[Provided data]
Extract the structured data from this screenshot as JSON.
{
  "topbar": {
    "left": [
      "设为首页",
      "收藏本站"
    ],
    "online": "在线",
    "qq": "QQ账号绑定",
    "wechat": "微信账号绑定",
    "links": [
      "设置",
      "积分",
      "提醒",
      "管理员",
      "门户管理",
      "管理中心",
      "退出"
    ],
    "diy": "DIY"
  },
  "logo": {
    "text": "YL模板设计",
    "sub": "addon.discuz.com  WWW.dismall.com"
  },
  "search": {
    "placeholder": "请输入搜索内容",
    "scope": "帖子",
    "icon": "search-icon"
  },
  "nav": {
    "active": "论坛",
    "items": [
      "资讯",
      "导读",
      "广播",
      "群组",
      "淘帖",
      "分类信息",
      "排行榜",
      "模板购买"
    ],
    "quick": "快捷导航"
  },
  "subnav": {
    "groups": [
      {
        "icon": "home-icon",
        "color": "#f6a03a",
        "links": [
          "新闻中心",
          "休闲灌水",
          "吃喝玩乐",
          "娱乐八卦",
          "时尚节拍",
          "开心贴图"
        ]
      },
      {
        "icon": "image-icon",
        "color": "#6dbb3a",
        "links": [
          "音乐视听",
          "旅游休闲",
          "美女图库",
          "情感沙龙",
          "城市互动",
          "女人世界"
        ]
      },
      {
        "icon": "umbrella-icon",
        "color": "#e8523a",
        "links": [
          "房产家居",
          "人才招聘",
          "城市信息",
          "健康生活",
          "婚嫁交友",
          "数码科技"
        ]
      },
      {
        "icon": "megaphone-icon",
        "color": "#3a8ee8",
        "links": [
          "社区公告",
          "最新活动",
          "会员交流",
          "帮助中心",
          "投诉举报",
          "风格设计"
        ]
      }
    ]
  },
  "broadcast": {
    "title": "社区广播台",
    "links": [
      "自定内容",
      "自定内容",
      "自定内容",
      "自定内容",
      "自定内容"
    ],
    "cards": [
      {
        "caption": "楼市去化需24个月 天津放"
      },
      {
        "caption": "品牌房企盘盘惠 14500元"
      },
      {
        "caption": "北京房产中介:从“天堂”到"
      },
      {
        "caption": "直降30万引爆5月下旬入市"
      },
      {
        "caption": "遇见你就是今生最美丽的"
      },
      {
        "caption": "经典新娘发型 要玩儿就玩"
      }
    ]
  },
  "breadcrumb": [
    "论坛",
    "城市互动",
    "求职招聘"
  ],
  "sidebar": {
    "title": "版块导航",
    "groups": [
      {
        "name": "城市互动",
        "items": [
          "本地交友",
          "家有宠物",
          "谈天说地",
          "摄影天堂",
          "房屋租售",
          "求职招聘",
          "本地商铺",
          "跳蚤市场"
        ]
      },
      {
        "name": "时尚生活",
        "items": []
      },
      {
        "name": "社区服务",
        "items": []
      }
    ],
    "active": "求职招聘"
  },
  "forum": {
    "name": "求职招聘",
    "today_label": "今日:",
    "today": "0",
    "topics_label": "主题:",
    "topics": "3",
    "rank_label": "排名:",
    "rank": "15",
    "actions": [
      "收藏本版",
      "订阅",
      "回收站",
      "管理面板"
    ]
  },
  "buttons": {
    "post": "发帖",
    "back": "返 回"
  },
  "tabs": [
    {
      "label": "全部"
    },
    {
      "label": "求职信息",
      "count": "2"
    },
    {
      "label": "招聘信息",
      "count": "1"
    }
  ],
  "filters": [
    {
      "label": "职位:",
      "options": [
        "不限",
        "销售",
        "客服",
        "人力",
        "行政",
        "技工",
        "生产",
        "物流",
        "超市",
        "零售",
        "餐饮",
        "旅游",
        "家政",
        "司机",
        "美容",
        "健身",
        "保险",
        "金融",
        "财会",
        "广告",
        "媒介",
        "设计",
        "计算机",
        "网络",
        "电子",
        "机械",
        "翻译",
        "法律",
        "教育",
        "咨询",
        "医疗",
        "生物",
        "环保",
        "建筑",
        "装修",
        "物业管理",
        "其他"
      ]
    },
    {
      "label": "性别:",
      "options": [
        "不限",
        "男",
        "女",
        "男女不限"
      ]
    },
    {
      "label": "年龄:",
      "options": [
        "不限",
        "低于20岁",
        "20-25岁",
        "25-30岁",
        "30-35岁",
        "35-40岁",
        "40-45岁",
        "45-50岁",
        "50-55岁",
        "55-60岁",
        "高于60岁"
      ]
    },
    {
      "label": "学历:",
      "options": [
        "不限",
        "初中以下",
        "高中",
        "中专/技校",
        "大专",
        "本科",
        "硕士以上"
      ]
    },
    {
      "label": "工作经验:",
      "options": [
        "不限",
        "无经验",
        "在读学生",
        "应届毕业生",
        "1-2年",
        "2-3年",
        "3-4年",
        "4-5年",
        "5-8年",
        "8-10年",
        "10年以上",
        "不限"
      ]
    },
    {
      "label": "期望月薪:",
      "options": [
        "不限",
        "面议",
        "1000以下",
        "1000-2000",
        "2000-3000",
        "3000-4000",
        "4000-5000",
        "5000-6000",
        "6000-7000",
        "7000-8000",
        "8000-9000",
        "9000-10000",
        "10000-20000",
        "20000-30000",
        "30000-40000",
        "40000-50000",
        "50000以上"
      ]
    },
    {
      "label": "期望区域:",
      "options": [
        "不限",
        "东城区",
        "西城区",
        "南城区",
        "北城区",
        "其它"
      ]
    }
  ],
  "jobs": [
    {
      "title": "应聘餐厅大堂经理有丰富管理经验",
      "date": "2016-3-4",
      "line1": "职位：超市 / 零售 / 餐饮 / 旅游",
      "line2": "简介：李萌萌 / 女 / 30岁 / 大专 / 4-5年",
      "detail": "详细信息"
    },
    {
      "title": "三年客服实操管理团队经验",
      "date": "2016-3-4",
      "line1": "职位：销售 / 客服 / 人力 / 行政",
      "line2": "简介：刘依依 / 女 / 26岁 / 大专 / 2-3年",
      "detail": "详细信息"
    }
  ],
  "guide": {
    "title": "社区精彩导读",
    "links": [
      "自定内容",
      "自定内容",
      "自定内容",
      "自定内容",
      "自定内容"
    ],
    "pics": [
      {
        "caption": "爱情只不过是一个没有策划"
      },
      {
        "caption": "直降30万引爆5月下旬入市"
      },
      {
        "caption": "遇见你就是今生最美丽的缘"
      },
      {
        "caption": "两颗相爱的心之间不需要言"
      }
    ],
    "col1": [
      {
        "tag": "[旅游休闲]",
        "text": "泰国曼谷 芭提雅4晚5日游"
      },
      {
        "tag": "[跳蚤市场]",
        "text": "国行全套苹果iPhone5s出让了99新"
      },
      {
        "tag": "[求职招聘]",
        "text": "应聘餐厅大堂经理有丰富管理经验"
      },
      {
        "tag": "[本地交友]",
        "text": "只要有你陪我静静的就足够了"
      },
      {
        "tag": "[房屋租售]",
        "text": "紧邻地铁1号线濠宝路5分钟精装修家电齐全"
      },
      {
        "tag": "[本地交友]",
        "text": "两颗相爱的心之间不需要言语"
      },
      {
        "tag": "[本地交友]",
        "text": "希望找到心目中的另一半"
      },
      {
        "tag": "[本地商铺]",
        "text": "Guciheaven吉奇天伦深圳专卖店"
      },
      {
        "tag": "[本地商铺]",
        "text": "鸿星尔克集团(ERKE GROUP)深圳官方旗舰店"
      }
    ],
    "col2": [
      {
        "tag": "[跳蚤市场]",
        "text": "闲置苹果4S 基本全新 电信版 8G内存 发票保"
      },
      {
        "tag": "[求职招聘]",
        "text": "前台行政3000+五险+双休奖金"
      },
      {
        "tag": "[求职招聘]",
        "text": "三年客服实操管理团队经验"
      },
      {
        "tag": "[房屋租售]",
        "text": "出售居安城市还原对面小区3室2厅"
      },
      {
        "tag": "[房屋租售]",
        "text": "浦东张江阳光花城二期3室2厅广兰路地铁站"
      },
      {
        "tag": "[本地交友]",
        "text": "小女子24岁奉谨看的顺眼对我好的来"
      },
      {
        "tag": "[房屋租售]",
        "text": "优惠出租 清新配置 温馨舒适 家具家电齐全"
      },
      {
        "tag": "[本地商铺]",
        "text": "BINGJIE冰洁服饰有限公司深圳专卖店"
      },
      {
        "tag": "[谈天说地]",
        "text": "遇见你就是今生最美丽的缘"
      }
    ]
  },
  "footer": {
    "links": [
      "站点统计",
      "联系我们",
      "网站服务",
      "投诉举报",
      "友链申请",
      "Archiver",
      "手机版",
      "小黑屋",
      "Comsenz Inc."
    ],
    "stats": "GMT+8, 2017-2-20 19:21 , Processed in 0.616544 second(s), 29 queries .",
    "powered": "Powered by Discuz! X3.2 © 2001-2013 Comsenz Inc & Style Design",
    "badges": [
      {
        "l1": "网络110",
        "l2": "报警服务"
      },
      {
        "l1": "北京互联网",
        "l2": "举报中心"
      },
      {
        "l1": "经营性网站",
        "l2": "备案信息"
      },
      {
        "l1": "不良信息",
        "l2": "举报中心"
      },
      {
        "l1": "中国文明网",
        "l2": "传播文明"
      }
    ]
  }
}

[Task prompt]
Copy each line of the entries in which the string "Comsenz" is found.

[Answer for the task]
      "Comsenz Inc."
    "powered": "Powered by Discuz! X3.2 © 2001-2013 Comsenz Inc & Style Design",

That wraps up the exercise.